First things first: It is pronounced “Ain’t” Mae.
Writing about family is hard for me. Things seen through the eyes of a small boy are clouded by the years and the experiences that come later in life; when we were little we all looked for the best in people, the goodness we hoped for in the people that meant the most to us. My memories of Aunt Mae revolve around her farm and my days there; the ensuing years have only strengthened my love and admiration for her and that place, and that moment in time.
Probably the greatest gift my parents gave me when I was growing up was to expose me to their families. This was a history lesson in the truest sense of the word, a hands-on experience that today I value as much as any later education I received. To honestly assess one’s family is to take a hard look at yourself; sometimes this is a tough pill to swallow but the truth is always better than fiction, in writing and in life. My bunch would make one hell of a book.
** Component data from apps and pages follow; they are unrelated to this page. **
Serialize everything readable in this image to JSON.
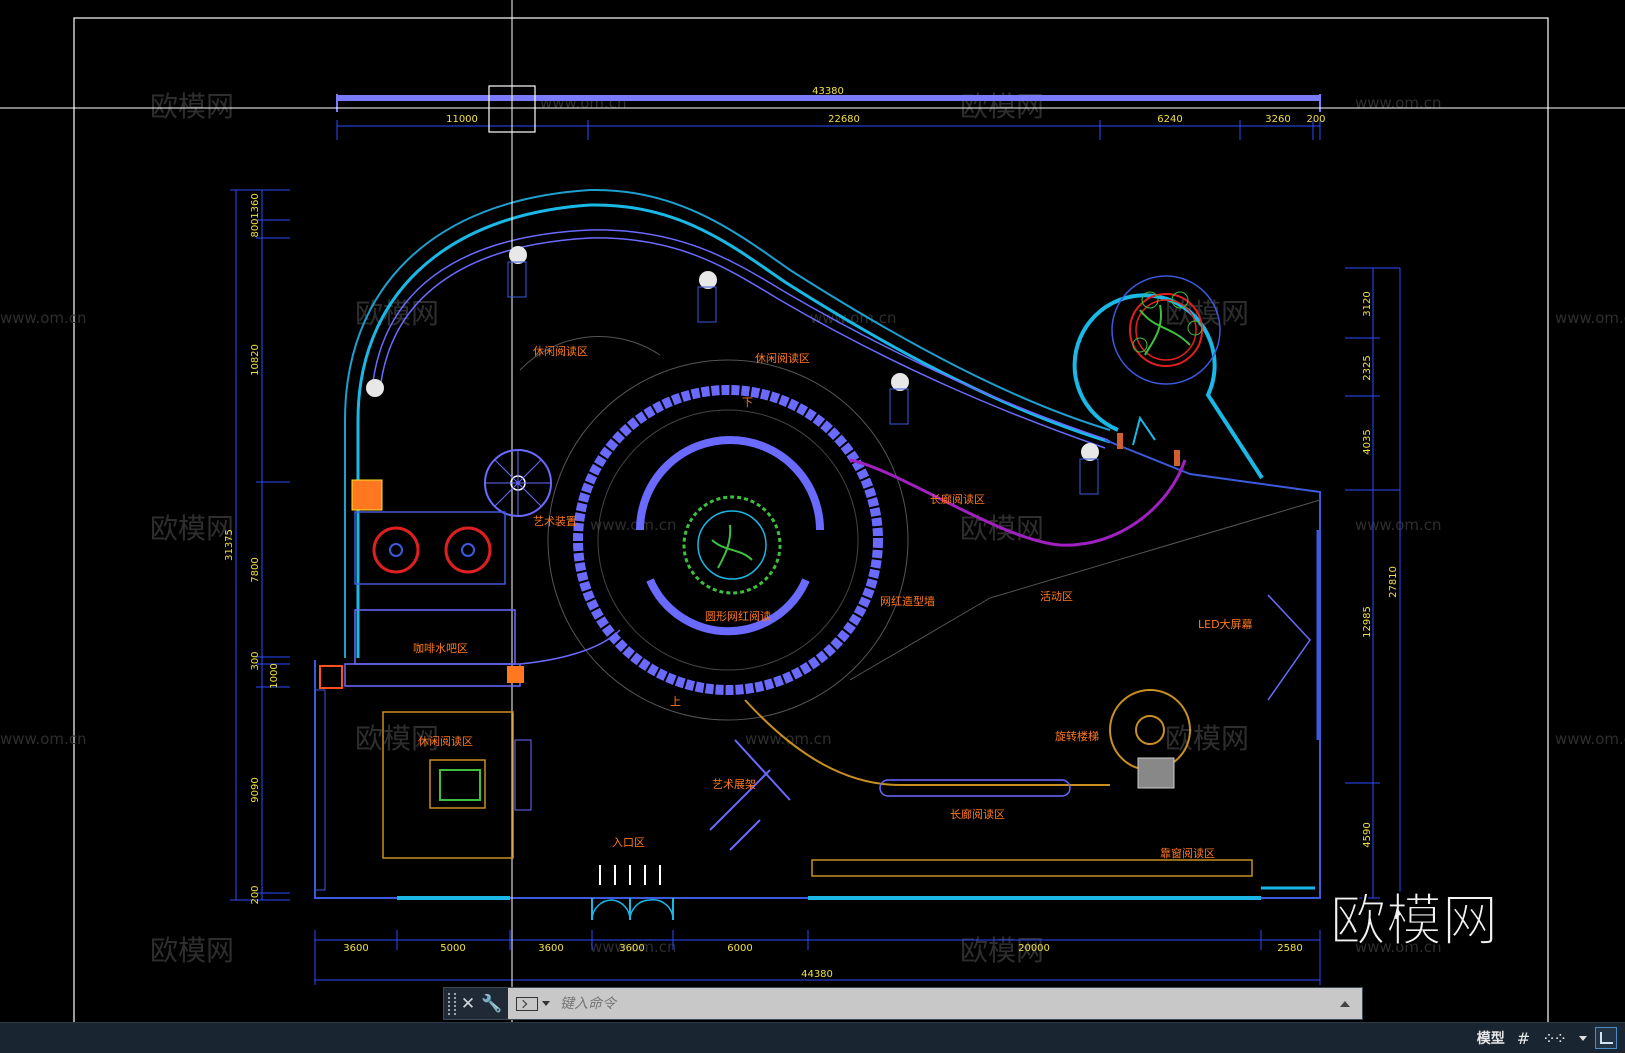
{
  "drawing": {
    "dims_top": {
      "overall": "43380",
      "segments": [
        "11000",
        "22680",
        "6240",
        "3260",
        "200"
      ]
    },
    "dims_bottom": {
      "overall": "44380",
      "segments": [
        "3600",
        "5000",
        "3600",
        "3600",
        "6000",
        "20000",
        "2580"
      ]
    },
    "dims_left": {
      "overall": "31375",
      "segments": [
        "800",
        "1360",
        "10820",
        "7800",
        "300",
        "1000",
        "9090",
        "200"
      ]
    },
    "dims_right": {
      "overall": "27810",
      "segments": [
        "3120",
        "2325",
        "4035",
        "12985",
        "4590"
      ]
    },
    "labels": {
      "leisure_reading_1": "休闲阅读区",
      "leisure_reading_2": "休闲阅读区",
      "leisure_reading_3": "休闲阅读区",
      "long_reading_1": "长廊阅读区",
      "long_reading_2": "长廊阅读区",
      "window_reading": "靠窗阅读区",
      "art_installation": "艺术装置",
      "circular_reading": "圆形网红阅读",
      "photo_spot": "网红造型墙",
      "event_area": "活动区",
      "led_screen": "LED大屏幕",
      "coffee_bar": "咖啡水吧区",
      "art_display": "艺术展架",
      "entrance": "入口区",
      "spiral_stair": "旋转楼梯",
      "down": "下",
      "up": "上"
    },
    "watermark_text": "www.om.cn",
    "watermark_logo": "欧模网",
    "brand_logo": "欧模网"
  },
  "command": {
    "placeholder": "键入命令"
  },
  "status": {
    "model": "模型",
    "grid_icon": "grid-icon",
    "snap_icon": "snap-icon"
  },
  "colors": {
    "wall_cyan": "#19b8e6",
    "wall_blue": "#3c5adc",
    "dim_yellow": "#f0e040",
    "label_orange": "#ff7820",
    "plant_green": "#3fbf3f",
    "purple": "#a020c0",
    "brown": "#c89020"
  }
}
My grandmother’s sister, my great aunt, Mae Schaffer was born on January 19, 1888 and married Tom Pearman on August 13, 1908. She and Tom had 40 years together before he died. My first memory of her, in the summer of 1964, was delicious terror; as I came through the gate into the farmyard she greeted me, short and gray, with a flopping headless chicken in one fist and a hatchet in the other, with an apron blotched with blood, and a black eyepatch where her left eye should have been. The eye was lost, I found out later, when she was a teenager, racing horses one dark night with the man she would eventually marry, when a red cedar limb caught her unaware. My impression of her at the time was that she was as tough as a pine knot and that her piercing gaze missed nothing. She knew we were coming to visit and that morning was killing some chickens for my dinner; for the first time in my short life (I was 10 years old) I was truly impressed–and fried chicken took on a whole new meaning.
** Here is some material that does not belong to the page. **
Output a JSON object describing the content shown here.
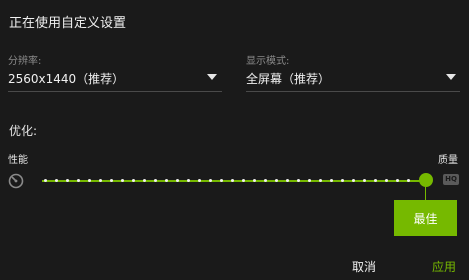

I have written before about Aunt Mae’s Four Winds Farm, the 798 acres in Wythe County, Virginia, near Porter’s Crossroads. Two of those stories appeared in Sporting Classics Magazine a few years ago, and if you have interest let Kelley St Germain know and perhaps I can post reprints of them here. What I found on that piece of ground all those years ago was a glimpse of Appalachian life that we will never see again.
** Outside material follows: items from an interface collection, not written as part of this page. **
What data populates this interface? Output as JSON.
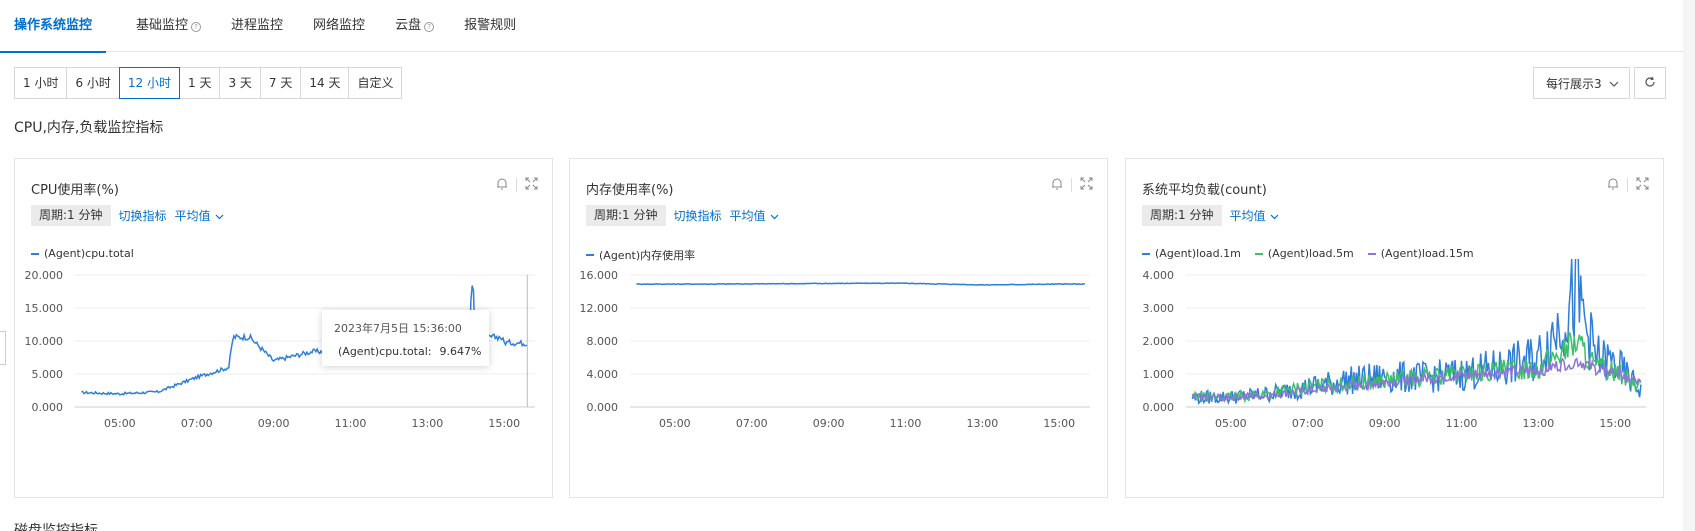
{
  "tabs": [
    {
      "label": "操作系统监控",
      "active": true,
      "help": false
    },
    {
      "label": "基础监控",
      "active": false,
      "help": true
    },
    {
      "label": "进程监控",
      "active": false,
      "help": false
    },
    {
      "label": "网络监控",
      "active": false,
      "help": false
    },
    {
      "label": "云盘",
      "active": false,
      "help": true
    },
    {
      "label": "报警规则",
      "active": false,
      "help": false
    }
  ],
  "time_ranges": [
    "1 小时",
    "6 小时",
    "12 小时",
    "1 天",
    "3 天",
    "7 天",
    "14 天",
    "自定义"
  ],
  "time_ranges_active": "12 小时",
  "per_row_select": "每行展示3",
  "section_title": "CPU,内存,负载监控指标",
  "section_title2": "磁盘监控指标",
  "colors": {
    "accent": "#0070cc",
    "series_blue": "#2f7ed8",
    "series_green": "#3cc06b",
    "series_purple": "#8c74d8"
  },
  "charts": [
    {
      "title": "CPU使用率(%)",
      "period": "周期:1 分钟",
      "switch_label": "切换指标",
      "agg_label": "平均值",
      "legend": [
        {
          "name": "(Agent)cpu.total",
          "color": "#2f7ed8"
        }
      ]
    },
    {
      "title": "内存使用率(%)",
      "period": "周期:1 分钟",
      "switch_label": "切换指标",
      "agg_label": "平均值",
      "legend": [
        {
          "name": "(Agent)内存使用率",
          "color": "#2f7ed8"
        }
      ]
    },
    {
      "title": "系统平均负载(count)",
      "period": "周期:1 分钟",
      "switch_label": "",
      "agg_label": "平均值",
      "legend": [
        {
          "name": "(Agent)load.1m",
          "color": "#2f7ed8"
        },
        {
          "name": "(Agent)load.5m",
          "color": "#3cc06b"
        },
        {
          "name": "(Agent)load.15m",
          "color": "#8c74d8"
        }
      ]
    }
  ],
  "tooltip": {
    "time": "2023年7月5日 15:36:00",
    "label": "(Agent)cpu.total:",
    "value": "9.647%"
  },
  "chart_data": [
    {
      "type": "line",
      "title": "CPU使用率(%)",
      "x": [
        "04:00",
        "05:00",
        "06:00",
        "07:00",
        "07:50",
        "08:00",
        "09:00",
        "10:00",
        "11:00",
        "12:00",
        "13:00",
        "14:00",
        "14:10",
        "15:00",
        "15:36"
      ],
      "x_ticks": [
        "05:00",
        "07:00",
        "09:00",
        "11:00",
        "13:00",
        "15:00"
      ],
      "y_ticks": [
        "0.000",
        "5.000",
        "10.000",
        "15.000",
        "20.000"
      ],
      "ylim": [
        0,
        20
      ],
      "series": [
        {
          "name": "(Agent)cpu.total",
          "values": [
            2.2,
            2.0,
            2.3,
            4.5,
            6.0,
            12.8,
            7.0,
            8.4,
            8.4,
            8.9,
            9.3,
            10.0,
            17.8,
            9.8,
            9.647
          ]
        }
      ]
    },
    {
      "type": "line",
      "title": "内存使用率(%)",
      "x": [
        "04:00",
        "06:00",
        "08:00",
        "10:00",
        "11:00",
        "12:00",
        "13:00",
        "14:00",
        "15:00",
        "15:40"
      ],
      "x_ticks": [
        "05:00",
        "07:00",
        "09:00",
        "11:00",
        "13:00",
        "15:00"
      ],
      "y_ticks": [
        "0.000",
        "4.000",
        "8.000",
        "12.000",
        "16.000"
      ],
      "ylim": [
        0,
        16
      ],
      "series": [
        {
          "name": "(Agent)内存使用率",
          "values": [
            14.9,
            14.9,
            14.95,
            15.0,
            15.0,
            14.9,
            14.8,
            14.85,
            14.9,
            14.9
          ]
        }
      ]
    },
    {
      "type": "line",
      "title": "系统平均负载(count)",
      "x": [
        "04:00",
        "05:00",
        "06:00",
        "07:00",
        "08:00",
        "09:00",
        "10:00",
        "11:00",
        "12:00",
        "13:00",
        "14:00",
        "14:30",
        "15:00",
        "15:40"
      ],
      "x_ticks": [
        "05:00",
        "07:00",
        "09:00",
        "11:00",
        "13:00",
        "15:00"
      ],
      "y_ticks": [
        "0.000",
        "1.000",
        "2.000",
        "3.000",
        "4.000"
      ],
      "ylim": [
        0,
        4
      ],
      "series": [
        {
          "name": "(Agent)load.1m",
          "values": [
            0.3,
            0.3,
            0.4,
            0.6,
            0.8,
            0.9,
            0.9,
            1.0,
            1.2,
            1.5,
            3.4,
            1.5,
            1.3,
            0.5
          ]
        },
        {
          "name": "(Agent)load.5m",
          "values": [
            0.3,
            0.3,
            0.4,
            0.6,
            0.7,
            0.8,
            0.9,
            1.0,
            1.1,
            1.2,
            2.0,
            1.2,
            1.1,
            0.6
          ]
        },
        {
          "name": "(Agent)load.15m",
          "values": [
            0.3,
            0.3,
            0.35,
            0.5,
            0.6,
            0.75,
            0.85,
            0.95,
            1.05,
            1.1,
            1.4,
            1.15,
            1.05,
            0.7
          ]
        }
      ]
    }
  ]
}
I could try to make it romantic and wistful but that would only cheapen the memory; what I was being taught, without me knowing that I was learning anything, was subsistence farming in the truest sense. What went on at that farm at that time was life, being lived as it had to be lived, with the deep true lessons of human faith and commitment to family. For me it was as if the rest of the world did not exist once I walked through the whitewashed gate into that farmyard; and I can remember every detail of it as if it were yesterday. Over the years Aunt Mae taught me how to butcher hogs and how to turn them into smoked hams and bacon and sausage, how good cold buttermilk can be on a hot summer day, why the cow had to be milked and the eggs collected. She could shoe a horse, make apple butter in big copper kettles, play the fiddle and sing like an angel. She spoiled De-Con (her big orange tom cat) and little boys that hung around her kitchen to watch her biscuits brown in the wood cook stove. She kept the Schaffer family Bible, and she left that Bible to me when she crossed the river; when she died it was her only possession in this world.
My admonition to most people I meet is always the same; write down your memories of your life. I would give anything I have to be able to go back and ask Aunt Mae about her childhood, to one more time hear her cuss the hawk that killed her turkeys (and that she shot stone dead with the old Fox shotgun), and to see her, one more time, standing fists on hips in the door of that smokehouse, smiling at me as I carried those fresh hams up to her.
The best way I know to honor her is to pass her on to you.